● What is being asked: Each line in the entries below that holds the string "title" is to be listed.

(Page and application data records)
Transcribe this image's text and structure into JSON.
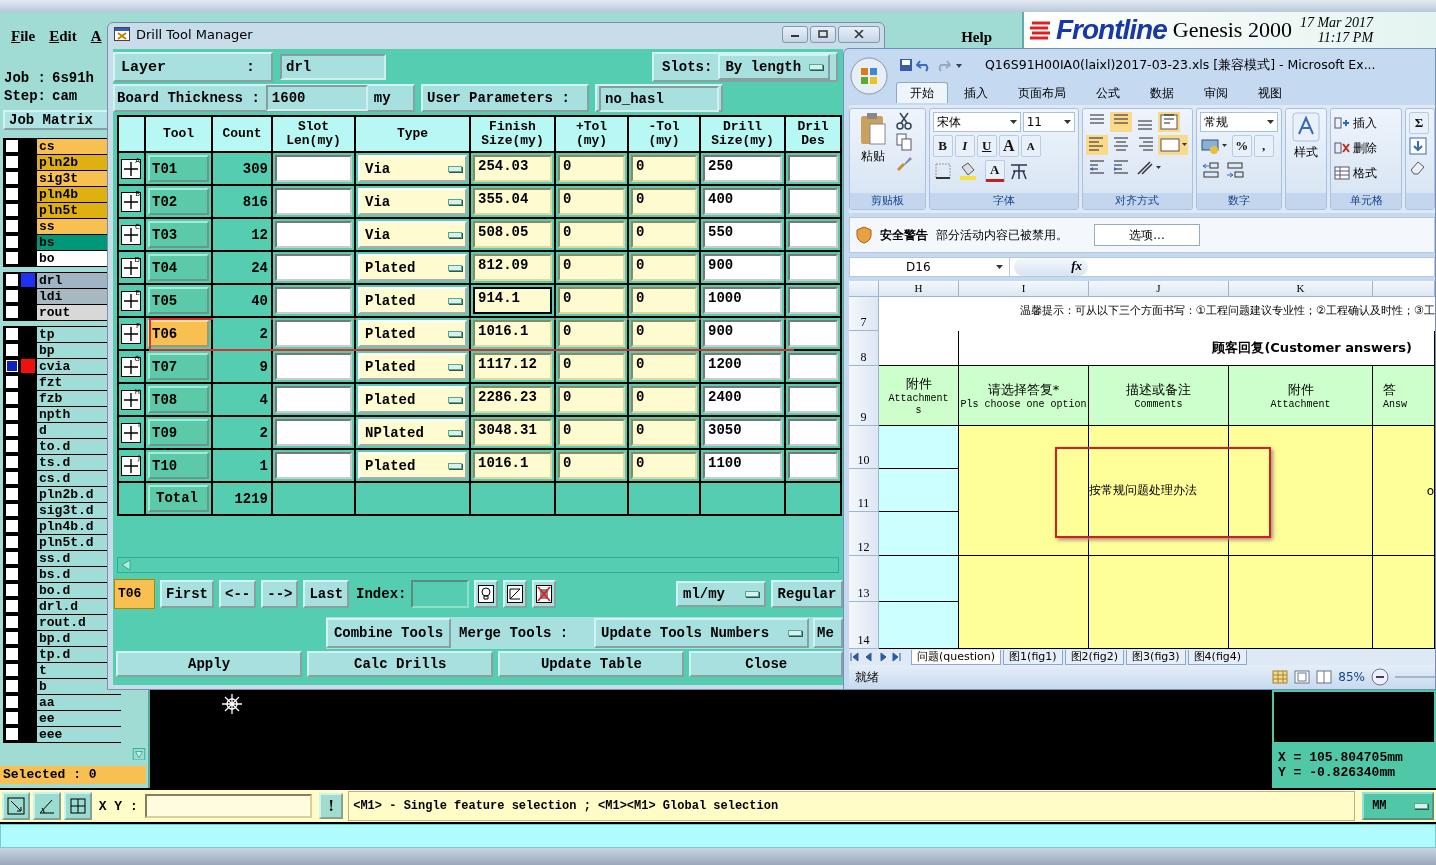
{
  "app": {
    "menu": [
      {
        "label": "File"
      },
      {
        "label": "Edit"
      },
      {
        "label": "A"
      }
    ],
    "help": "Help",
    "brand": "Frontline",
    "product": "Genesis 2000",
    "date": "17 Mar 2017",
    "time": "11:17 PM",
    "job_label": "Job :",
    "job": "6s91h",
    "step_label": "Step:",
    "step": "cam",
    "matrix_button": "Job Matrix",
    "layer_groups": [
      {
        "layers": [
          {
            "name": "cs",
            "color": "#f8c050",
            "checked": false,
            "active": false
          },
          {
            "name": "pln2b",
            "color": "#e0b010",
            "checked": false,
            "active": false
          },
          {
            "name": "sig3t",
            "color": "#f8c050",
            "checked": false,
            "active": false
          },
          {
            "name": "pln4b",
            "color": "#e0b010",
            "checked": false,
            "active": false
          },
          {
            "name": "pln5t",
            "color": "#e0b010",
            "checked": false,
            "active": false
          },
          {
            "name": "ss",
            "color": "#f8c050",
            "checked": false,
            "active": false
          },
          {
            "name": "bs",
            "color": "#009878",
            "checked": false,
            "active": false
          },
          {
            "name": "bo",
            "color": "#ffffff",
            "checked": false,
            "active": false
          }
        ]
      },
      {
        "layers": [
          {
            "name": "drl",
            "color": "#a0b4c4",
            "swatch": {
              "color": "#2030f0"
            },
            "checked": false,
            "active": false
          },
          {
            "name": "ldi",
            "color": "#a8b8c0",
            "checked": false,
            "active": false
          },
          {
            "name": "rout",
            "color": "#d8d8d8",
            "checked": false,
            "active": false
          }
        ]
      },
      {
        "layers": [
          {
            "name": "tp",
            "color": "#a0dcd8",
            "checked": false,
            "active": false
          },
          {
            "name": "bp",
            "color": "#a0dcd8",
            "checked": false,
            "active": false
          },
          {
            "name": "cvia",
            "color": "#a0dcd8",
            "swatch": {
              "color": "#f01010"
            },
            "checked": false,
            "active": true
          },
          {
            "name": "fzt",
            "color": "#a0dcd8",
            "checked": false,
            "active": false
          },
          {
            "name": "fzb",
            "color": "#a0dcd8",
            "checked": false,
            "active": false
          },
          {
            "name": "npth",
            "color": "#a0dcd8",
            "checked": false,
            "active": false
          },
          {
            "name": "d",
            "color": "#a0dcd8",
            "checked": false,
            "active": false
          },
          {
            "name": "to.d",
            "color": "#a0dcd8",
            "checked": false,
            "active": false
          },
          {
            "name": "ts.d",
            "color": "#a0dcd8",
            "checked": false,
            "active": false
          },
          {
            "name": "cs.d",
            "color": "#a0dcd8",
            "checked": false,
            "active": false
          },
          {
            "name": "pln2b.d",
            "color": "#a0dcd8",
            "checked": false,
            "active": false
          },
          {
            "name": "sig3t.d",
            "color": "#a0dcd8",
            "checked": false,
            "active": false
          },
          {
            "name": "pln4b.d",
            "color": "#a0dcd8",
            "checked": false,
            "active": false
          },
          {
            "name": "pln5t.d",
            "color": "#a0dcd8",
            "checked": false,
            "active": false
          },
          {
            "name": "ss.d",
            "color": "#a0dcd8",
            "checked": false,
            "active": false
          },
          {
            "name": "bs.d",
            "color": "#a0dcd8",
            "checked": false,
            "active": false
          },
          {
            "name": "bo.d",
            "color": "#a0dcd8",
            "checked": false,
            "active": false
          },
          {
            "name": "drl.d",
            "color": "#a0dcd8",
            "checked": false,
            "active": false
          },
          {
            "name": "rout.d",
            "color": "#a0dcd8",
            "checked": false,
            "active": false
          },
          {
            "name": "bp.d",
            "color": "#a0dcd8",
            "checked": false,
            "active": false
          },
          {
            "name": "tp.d",
            "color": "#a0dcd8",
            "checked": false,
            "active": false
          },
          {
            "name": "t",
            "color": "#a0dcd8",
            "checked": false,
            "active": false
          },
          {
            "name": "b",
            "color": "#a0dcd8",
            "checked": false,
            "active": false
          },
          {
            "name": "aa",
            "color": "#a0dcd8",
            "checked": false,
            "active": false
          },
          {
            "name": "ee",
            "color": "#a0dcd8",
            "checked": false,
            "active": false
          },
          {
            "name": "eee",
            "color": "#a0dcd8",
            "checked": false,
            "active": false
          }
        ]
      }
    ],
    "selected": "Selected : 0",
    "coords": {
      "x": "X = 105.804705mm",
      "y": "Y = -0.826340mm"
    },
    "xy_label": "X Y :",
    "alert": "!",
    "message": "<M1> - Single feature selection ; <M1><M1> Global selection",
    "units": "MM"
  },
  "drill_tool_manager": {
    "title": "Drill Tool Manager",
    "layer_label": "Layer",
    "layer_colon": ":",
    "layer": "drl",
    "slots_label": "Slots:",
    "slots": "By length",
    "thickness_label": "Board Thickness :",
    "thickness": "1600",
    "thickness_unit": "my",
    "user_params_label": "User Parameters :",
    "user_params": "no_hasl",
    "table": {
      "columns": [
        "Tool",
        "Count",
        "Slot\nLen(my)",
        "Type",
        "Finish\nSize(my)",
        "+Tol\n(my)",
        "-Tol\n(my)",
        "Drill\nSize(my)",
        "Dril\nDes"
      ],
      "rows": [
        {
          "mark": "A",
          "tool": "T01",
          "count": "309",
          "type": "Via",
          "finish": "254.03",
          "plus_tol": "0",
          "minus_tol": "0",
          "drill": "250",
          "selected": false,
          "focused": false,
          "outlined": false
        },
        {
          "mark": "B",
          "tool": "T02",
          "count": "816",
          "type": "Via",
          "finish": "355.04",
          "plus_tol": "0",
          "minus_tol": "0",
          "drill": "400",
          "selected": false,
          "focused": false,
          "outlined": false
        },
        {
          "mark": "C",
          "tool": "T03",
          "count": "12",
          "type": "Via",
          "finish": "508.05",
          "plus_tol": "0",
          "minus_tol": "0",
          "drill": "550",
          "selected": false,
          "focused": false,
          "outlined": false
        },
        {
          "mark": "D",
          "tool": "T04",
          "count": "24",
          "type": "Plated",
          "finish": "812.09",
          "plus_tol": "0",
          "minus_tol": "0",
          "drill": "900",
          "selected": false,
          "focused": false,
          "outlined": false
        },
        {
          "mark": "E",
          "tool": "T05",
          "count": "40",
          "type": "Plated",
          "finish": "914.1",
          "plus_tol": "0",
          "minus_tol": "0",
          "drill": "1000",
          "selected": false,
          "focused": true,
          "outlined": false
        },
        {
          "mark": "F",
          "tool": "T06",
          "count": "2",
          "type": "Plated",
          "finish": "1016.1",
          "plus_tol": "0",
          "minus_tol": "0",
          "drill": "900",
          "selected": true,
          "focused": false,
          "outlined": true
        },
        {
          "mark": "G",
          "tool": "T07",
          "count": "9",
          "type": "Plated",
          "finish": "1117.12",
          "plus_tol": "0",
          "minus_tol": "0",
          "drill": "1200",
          "selected": false,
          "focused": false,
          "outlined": false
        },
        {
          "mark": "H",
          "tool": "T08",
          "count": "4",
          "type": "Plated",
          "finish": "2286.23",
          "plus_tol": "0",
          "minus_tol": "0",
          "drill": "2400",
          "selected": false,
          "focused": false,
          "outlined": false
        },
        {
          "mark": "I",
          "tool": "T09",
          "count": "2",
          "type": "NPlated",
          "finish": "3048.31",
          "plus_tol": "0",
          "minus_tol": "0",
          "drill": "3050",
          "selected": false,
          "focused": false,
          "outlined": false
        },
        {
          "mark": "J",
          "tool": "T10",
          "count": "1",
          "type": "Plated",
          "finish": "1016.1",
          "plus_tol": "0",
          "minus_tol": "0",
          "drill": "1100",
          "selected": false,
          "focused": false,
          "outlined": false
        }
      ],
      "total_label": "Total",
      "total": "1219"
    },
    "current": "T06",
    "nav": [
      "First",
      "<--",
      "-->",
      "Last"
    ],
    "index_label": "Index:",
    "units": "ml/my",
    "mode": "Regular",
    "combine": "Combine Tools",
    "merge_label": "Merge Tools :",
    "merge_option": "Update Tools Numbers",
    "more": "Me",
    "actions": [
      "Apply",
      "Calc Drills",
      "Update Table",
      "Close"
    ]
  },
  "excel": {
    "title": "Q16S91H00IA0(laixl)2017-03-23.xls  [兼容模式] - Microsoft Ex...",
    "tabs": [
      {
        "label": "开始",
        "selected": true
      },
      {
        "label": "插入",
        "selected": false
      },
      {
        "label": "页面布局",
        "selected": false
      },
      {
        "label": "公式",
        "selected": false
      },
      {
        "label": "数据",
        "selected": false
      },
      {
        "label": "审阅",
        "selected": false
      },
      {
        "label": "视图",
        "selected": false
      }
    ],
    "ribbon": {
      "paste": "粘贴",
      "clipboard_label": "剪贴板",
      "font": "宋体",
      "size": "11",
      "font_styles": [
        "B",
        "I",
        "U"
      ],
      "grow": "A",
      "shrink": "A",
      "font_color": "A",
      "font_label": "字体",
      "align_label": "对齐方式",
      "number_format": "常规",
      "percent": "%",
      "comma": ",",
      "number_label": "数字",
      "styles": "样式",
      "cells": [
        "插入",
        "删除",
        "格式"
      ],
      "cells_label": "单元格",
      "sum": "Σ"
    },
    "security": {
      "title": "安全警告",
      "message": "部分活动内容已被禁用。",
      "button": "选项..."
    },
    "name_box": "D16",
    "fx": "fx",
    "sheet": {
      "columns": [
        "H",
        "I",
        "J",
        "K"
      ],
      "rows": [
        "7",
        "8",
        "9",
        "10",
        "11",
        "12",
        "13",
        "14"
      ],
      "note": "温馨提示：可从以下三个方面书写：①工程问题建议专业性；②工程确认及时性；③工",
      "section": "顾客回复(Customer answers)",
      "headers": [
        {
          "zh": "附件",
          "en": "Attachment\ns"
        },
        {
          "zh": "请选择答复*",
          "en": "Pls choose one option"
        },
        {
          "zh": "描述或备注",
          "en": "Comments"
        },
        {
          "zh": "附件",
          "en": "Attachment"
        },
        {
          "zh": "答",
          "en": "Answ"
        }
      ],
      "comment": "按常规问题处理办法",
      "answer": "o",
      "outlined": true
    },
    "sheet_tabs": [
      {
        "label": "问题(question)",
        "selected": true
      },
      {
        "label": "图1(fig1)",
        "selected": false
      },
      {
        "label": "图2(fig2)",
        "selected": false
      },
      {
        "label": "图3(fig3)",
        "selected": false
      },
      {
        "label": "图4(fig4)",
        "selected": false
      }
    ],
    "status": "就绪",
    "zoom": "85%"
  }
}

● Response for this exercise:
    "title": "Drill Tool Manager",
    "title": "Q16S91H00IA0(laixl)2017-03-23.xls  [兼容模式] - Microsoft Ex...",
      "title": "安全警告",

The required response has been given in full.